Isaac smiled when he realized that I understood his ministry. I was astonished that one man would need to pastor so many churches. But from what I understood, there was no one else to do it. I could tell Isaac was weary. He had taken a small break to come to Lima to be with his son during gall bladder surgery. While he was in Lima, he served as a security guard for Scripture Union, where we were staying for our mission trip. But in the weariness, I detected no bitterness at all, only joy.
About this time, David Todd, one of the youth on our team, came and sat down to listen. Isaac continued to tell his story. Evidently a decade or so ago, many, many Christians were killed by terrorists in Peru because of their faith. During this time, terrorist broke into Isaac’s house. In front of his family, they beat him over the head with the butt of their rifles and knocked all his teeth out. (Isaac showed us his false teeth as he was telling the story.) He was bleeding all over and they tied his hands in preparation to murder him. Isaac then ordered them to leave in the name of Jesus. Then they knocked him out with the butt of the rifle. Amazingly, when he woke, he was alive and the terrorists were gone. He knew they had taken his family, but he found them safe. Jesus had miraculously saved them.
David and I were amazed at the story. What kind or persecution have we ever had in America compared to this? Isaac pulled out his Spanish Bible and showed me I Peter 3:14. In English the verse read, “But even if you should suffer for what is right, you are blessed.
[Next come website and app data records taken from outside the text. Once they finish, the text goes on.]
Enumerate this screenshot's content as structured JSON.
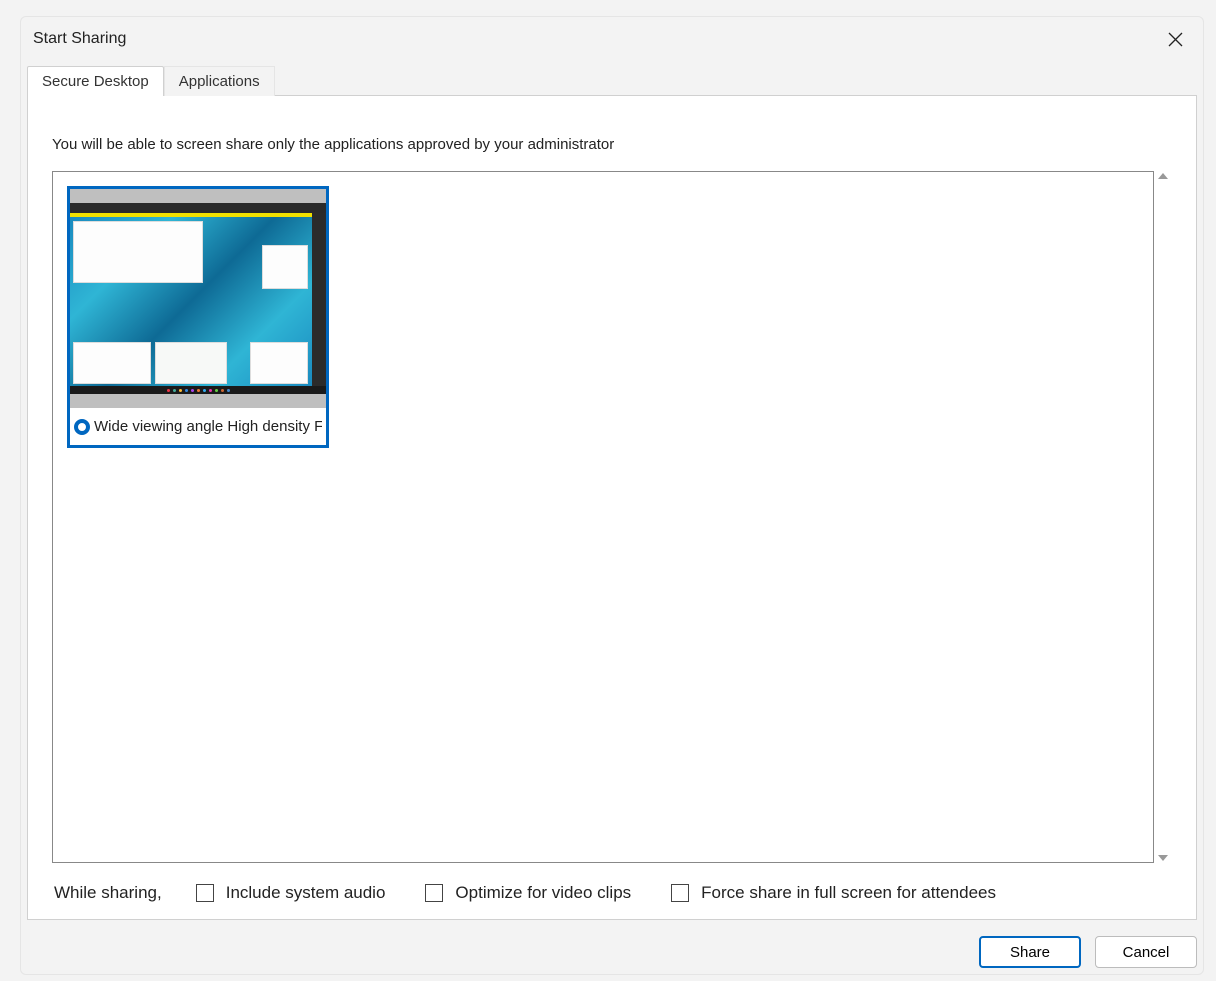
{
  "dialog": {
    "title": "Start Sharing",
    "tabs": [
      {
        "label": "Secure Desktop",
        "active": true
      },
      {
        "label": "Applications",
        "active": false
      }
    ],
    "info_text": "You will be able to screen share only the applications approved by your administrator",
    "screens": [
      {
        "label": "Wide viewing angle  High density F",
        "selected": true
      }
    ],
    "options_prefix": "While sharing,",
    "options": [
      {
        "label": "Include system audio",
        "checked": false
      },
      {
        "label": "Optimize for video clips",
        "checked": false
      },
      {
        "label": "Force share in full screen for attendees",
        "checked": false
      }
    ],
    "buttons": {
      "primary": "Share",
      "secondary": "Cancel"
    }
  }
}
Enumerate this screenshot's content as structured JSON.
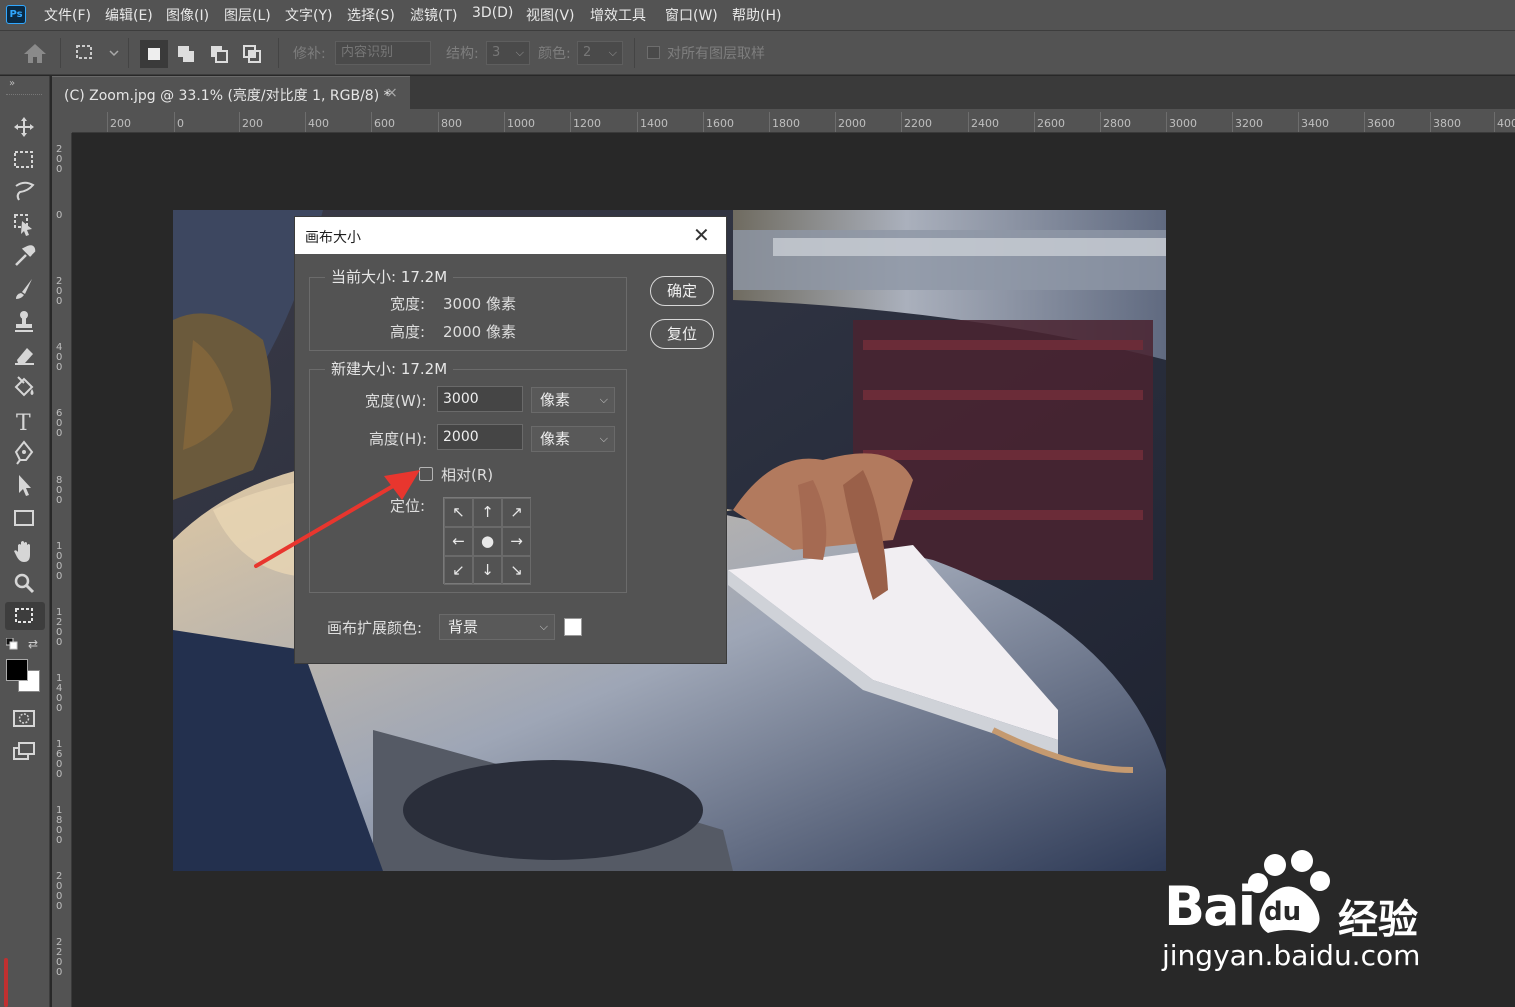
{
  "app": {
    "logo": "Ps"
  },
  "menu": [
    "文件(F)",
    "编辑(E)",
    "图像(I)",
    "图层(L)",
    "文字(Y)",
    "选择(S)",
    "滤镜(T)",
    "3D(D)",
    "视图(V)",
    "增效工具",
    "窗口(W)",
    "帮助(H)"
  ],
  "options": {
    "repair_label": "修补:",
    "repair_value": "内容识别",
    "structure_label": "结构:",
    "structure_value": "3",
    "color_label": "颜色:",
    "color_value": "2",
    "sample_all_label": "对所有图层取样"
  },
  "document_tab": {
    "title": "(C) Zoom.jpg @ 33.1% (亮度/对比度 1, RGB/8) *",
    "close": "×"
  },
  "rulers": {
    "horizontal": [
      "200",
      "0",
      "200",
      "400",
      "600",
      "800",
      "1000",
      "1200",
      "1400",
      "1600",
      "1800",
      "2000",
      "2200",
      "2400",
      "2600",
      "2800",
      "3000",
      "3200",
      "3400",
      "3600",
      "3800",
      "400"
    ],
    "vertical": [
      "200",
      "0",
      "200",
      "400",
      "600",
      "800",
      "1000",
      "1200",
      "1400",
      "1600",
      "1800",
      "2000",
      "2200"
    ]
  },
  "dialog": {
    "title": "画布大小",
    "close": "✕",
    "current": {
      "title": "当前大小: 17.2M",
      "width_label": "宽度:",
      "width_value": "3000 像素",
      "height_label": "高度:",
      "height_value": "2000 像素"
    },
    "new": {
      "title": "新建大小: 17.2M",
      "width_label": "宽度(W):",
      "width_value": "3000",
      "width_unit": "像素",
      "height_label": "高度(H):",
      "height_value": "2000",
      "height_unit": "像素",
      "relative_label": "相对(R)",
      "relative_checked": false,
      "anchor_label": "定位:"
    },
    "extension_color_label": "画布扩展颜色:",
    "extension_color_value": "背景",
    "ok_button": "确定",
    "reset_button": "复位"
  },
  "watermark": {
    "brand": "Bai",
    "brand_du": "du",
    "cn": "经验",
    "url": "jingyan.baidu.com"
  },
  "colors": {
    "accent_arrow": "#e8362e",
    "foreground": "#000000",
    "background": "#ffffff",
    "ps_blue": "#31a8ff"
  }
}
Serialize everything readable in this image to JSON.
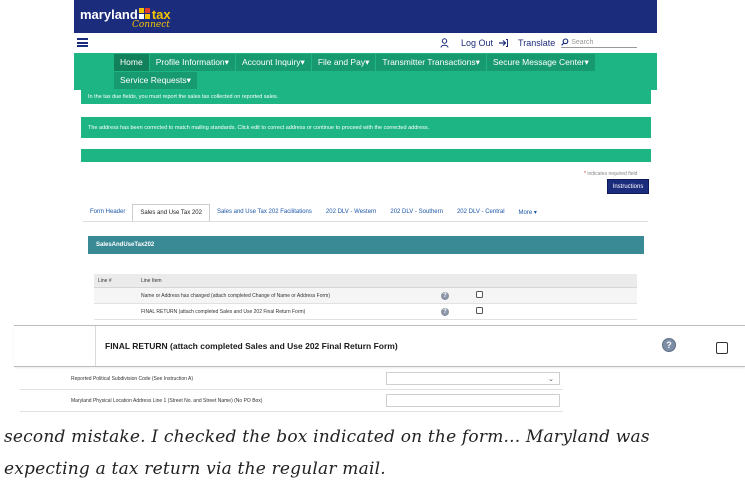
{
  "header": {
    "logo_maryland": "maryland",
    "logo_tax": "tax",
    "logo_connect": "Connect"
  },
  "util": {
    "logout_label": "Log Out",
    "translate_label": "Translate",
    "search_placeholder": "Search"
  },
  "nav": {
    "items": [
      {
        "label": "Home"
      },
      {
        "label": "Profile Information"
      },
      {
        "label": "Account Inquiry"
      },
      {
        "label": "File and Pay"
      },
      {
        "label": "Transmitter Transactions"
      },
      {
        "label": "Secure Message Center"
      },
      {
        "label": "Service Requests"
      }
    ]
  },
  "alerts": [
    "In the tax due fields, you must report the sales tax collected on reported sales.",
    "The address has been corrected to match mailing standards. Click edit to correct address or continue to proceed with the corrected address.",
    ""
  ],
  "form": {
    "required_note": "indicates required field",
    "instructions_button": "Instructions",
    "tabs": [
      "Form Header",
      "Sales and Use Tax 202",
      "Sales and Use Tax 202 Facilitations",
      "202 DLV - Western",
      "202 DLV - Southern",
      "202 DLV - Central",
      "More"
    ],
    "section_title": "SalesAndUseTax202",
    "table": {
      "headers": [
        "Line #",
        "Line Item"
      ],
      "rows": [
        {
          "item": "Name or Address has changed (attach completed Change of Name or Address Form)"
        },
        {
          "item": "FINAL RETURN (attach completed Sales and Use 202 Final Return Form)"
        }
      ]
    },
    "zoom_row_label": "FINAL RETURN (attach completed Sales and Use 202 Final Return Form)",
    "lower_rows": [
      {
        "label": "Reported Political Subdivision Code (See Instruction A)"
      },
      {
        "label": "Maryland Physical Location Address Line 1 (Street No. and Street Name) (No PO Box)"
      }
    ]
  },
  "caption": "second mistake. I checked the box indicated on the form... Maryland was expecting a tax return via the regular mail.",
  "colors": {
    "brand_navy": "#1c2c7c",
    "nav_green": "#1db584",
    "section_teal": "#3a8a96",
    "logo_gold": "#f2c300"
  }
}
Do not fear what they fear, do not be frightened.” This verse showed me Isaac’s heart. Isaac counted it a privilege to suffer for doing what is right for Jesus. He then made a hand signal to me of bullets whizzing by his head, which meant he had experienced that too. But, he pointed to the verse and smiled. As I looked at him, I saw an incredible joy radiating from his face and shining in his eyes.
A day or two later Shawn Turner and I were carrying two heavy sheets of dry wall from the basement to the fifth floor. It was heavy. Only a few of the youth were allowed to even try it. On the way up we passed Isaac and I said hello (hola). Only a couple of minutes after Shawn and I reached the top, I was amazed to see Isaac and his son carrying two sheets as well, bad knees and all. The construction of the fifth floor has eternal significance because when it is completed, more street boys will be able to live at Scripture Union. Seeing Isaac carry those sheets gave me another view into his heart. For Isaac, the Kingdom of God is the most important thing. Nothing, including his own suffering, will get in the way of his pursuit.
As I think back on my encounter with Isaac, I see how God allowed me to see an example of Jesus’ heart in a man’s life. I have often thought that my life was filled with trials and difficulties, but compared to what Isaac had been through, I feel ashamed to bring them up. Like Isaac, I want to learn to choose joy over stress, worry and fear at whatever circumstances come my way.